[Exercise brief]
All entries should be copied exactly; the pictures stay out.

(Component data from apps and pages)
BEGIN
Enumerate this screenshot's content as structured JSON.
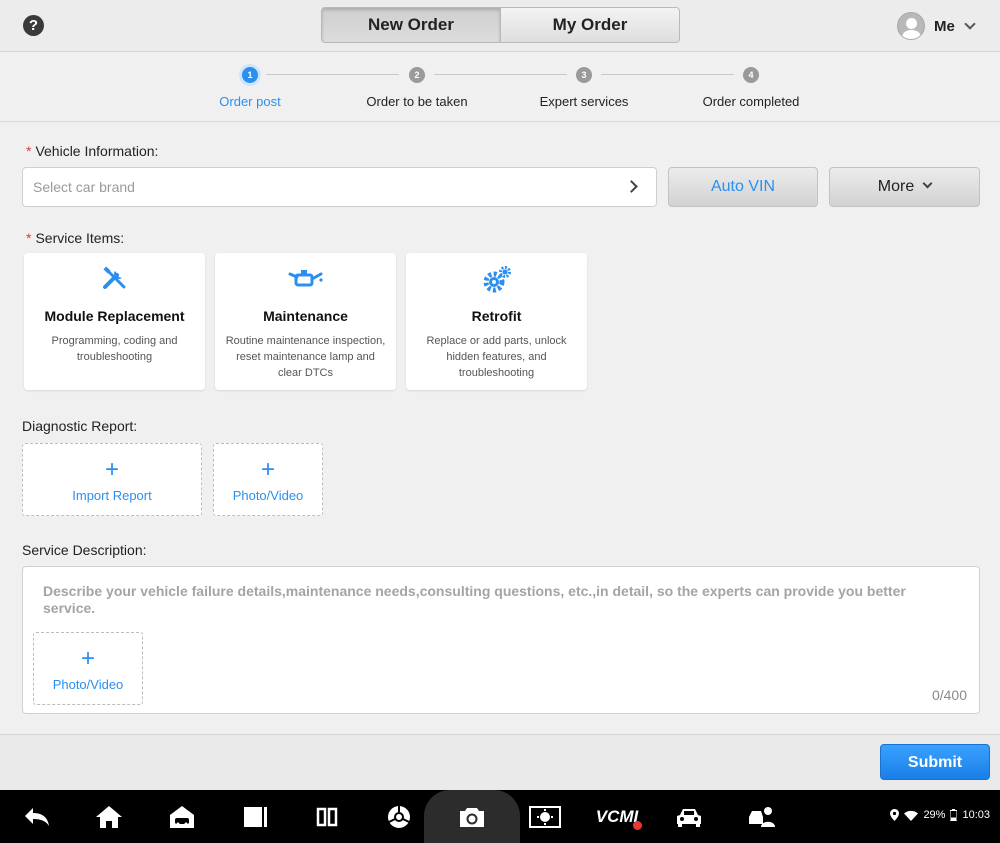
{
  "header": {
    "help_icon": "help-circle-icon",
    "tabs": [
      {
        "label": "New Order",
        "active": true
      },
      {
        "label": "My Order",
        "active": false
      }
    ],
    "user": {
      "name": "Me",
      "avatar_icon": "user-avatar-icon",
      "menu_icon": "chevron-down-icon"
    }
  },
  "stepper": {
    "steps": [
      {
        "number": "1",
        "label": "Order post",
        "active": true
      },
      {
        "number": "2",
        "label": "Order to be taken",
        "active": false
      },
      {
        "number": "3",
        "label": "Expert services",
        "active": false
      },
      {
        "number": "4",
        "label": "Order completed",
        "active": false
      }
    ]
  },
  "vehicle": {
    "required_mark": "*",
    "label": "Vehicle Information:",
    "brand_placeholder": "Select car brand",
    "auto_vin_label": "Auto VIN",
    "more_label": "More"
  },
  "service_items": {
    "required_mark": "*",
    "label": "Service Items:",
    "cards": [
      {
        "title": "Module Replacement",
        "desc": "Programming, coding and troubleshooting",
        "icon": "tools-icon"
      },
      {
        "title": "Maintenance",
        "desc": "Routine maintenance inspection, reset maintenance lamp and clear DTCs",
        "icon": "oil-can-icon"
      },
      {
        "title": "Retrofit",
        "desc": "Replace or add parts, unlock hidden features, and troubleshooting",
        "icon": "gears-icon"
      }
    ]
  },
  "diagnostic_report": {
    "label": "Diagnostic Report:",
    "import_label": "Import Report",
    "media_label": "Photo/Video",
    "plus": "+"
  },
  "service_description": {
    "label": "Service Description:",
    "placeholder": "Describe your vehicle failure details,maintenance needs,consulting questions, etc.,in detail, so the experts can provide you better service.",
    "media_label": "Photo/Video",
    "plus": "+",
    "counter": "0/400"
  },
  "footer": {
    "submit_label": "Submit"
  },
  "navbar": {
    "icons": [
      "back-icon",
      "home-icon",
      "car-home-icon",
      "recent-apps-icon",
      "split-screen-icon",
      "browser-icon",
      "camera-icon",
      "display-settings-icon",
      "vcmi-icon",
      "car-icon",
      "remote-expert-icon"
    ],
    "vcmi_text": "VCMI",
    "battery": "29%",
    "time": "10:03"
  },
  "colors": {
    "accent": "#2b8ff0",
    "required": "#e0393e",
    "submit": "#1a7fe6"
  }
}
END
[Exercise answer]
Enumerate this screenshot's content as structured JSON.
{
  "header": {
    "help_icon": "help-circle-icon",
    "tabs": [
      {
        "label": "New Order",
        "active": true
      },
      {
        "label": "My Order",
        "active": false
      }
    ],
    "user": {
      "name": "Me",
      "avatar_icon": "user-avatar-icon",
      "menu_icon": "chevron-down-icon"
    }
  },
  "stepper": {
    "steps": [
      {
        "number": "1",
        "label": "Order post",
        "active": true
      },
      {
        "number": "2",
        "label": "Order to be taken",
        "active": false
      },
      {
        "number": "3",
        "label": "Expert services",
        "active": false
      },
      {
        "number": "4",
        "label": "Order completed",
        "active": false
      }
    ]
  },
  "vehicle": {
    "required_mark": "*",
    "label": "Vehicle Information:",
    "brand_placeholder": "Select car brand",
    "auto_vin_label": "Auto VIN",
    "more_label": "More"
  },
  "service_items": {
    "required_mark": "*",
    "label": "Service Items:",
    "cards": [
      {
        "title": "Module Replacement",
        "desc": "Programming, coding and troubleshooting",
        "icon": "tools-icon"
      },
      {
        "title": "Maintenance",
        "desc": "Routine maintenance inspection, reset maintenance lamp and clear DTCs",
        "icon": "oil-can-icon"
      },
      {
        "title": "Retrofit",
        "desc": "Replace or add parts, unlock hidden features, and troubleshooting",
        "icon": "gears-icon"
      }
    ]
  },
  "diagnostic_report": {
    "label": "Diagnostic Report:",
    "import_label": "Import Report",
    "media_label": "Photo/Video",
    "plus": "+"
  },
  "service_description": {
    "label": "Service Description:",
    "placeholder": "Describe your vehicle failure details,maintenance needs,consulting questions, etc.,in detail, so the experts can provide you better service.",
    "media_label": "Photo/Video",
    "plus": "+",
    "counter": "0/400"
  },
  "footer": {
    "submit_label": "Submit"
  },
  "navbar": {
    "icons": [
      "back-icon",
      "home-icon",
      "car-home-icon",
      "recent-apps-icon",
      "split-screen-icon",
      "browser-icon",
      "camera-icon",
      "display-settings-icon",
      "vcmi-icon",
      "car-icon",
      "remote-expert-icon"
    ],
    "vcmi_text": "VCMI",
    "battery": "29%",
    "time": "10:03"
  },
  "colors": {
    "accent": "#2b8ff0",
    "required": "#e0393e",
    "submit": "#1a7fe6"
  }
}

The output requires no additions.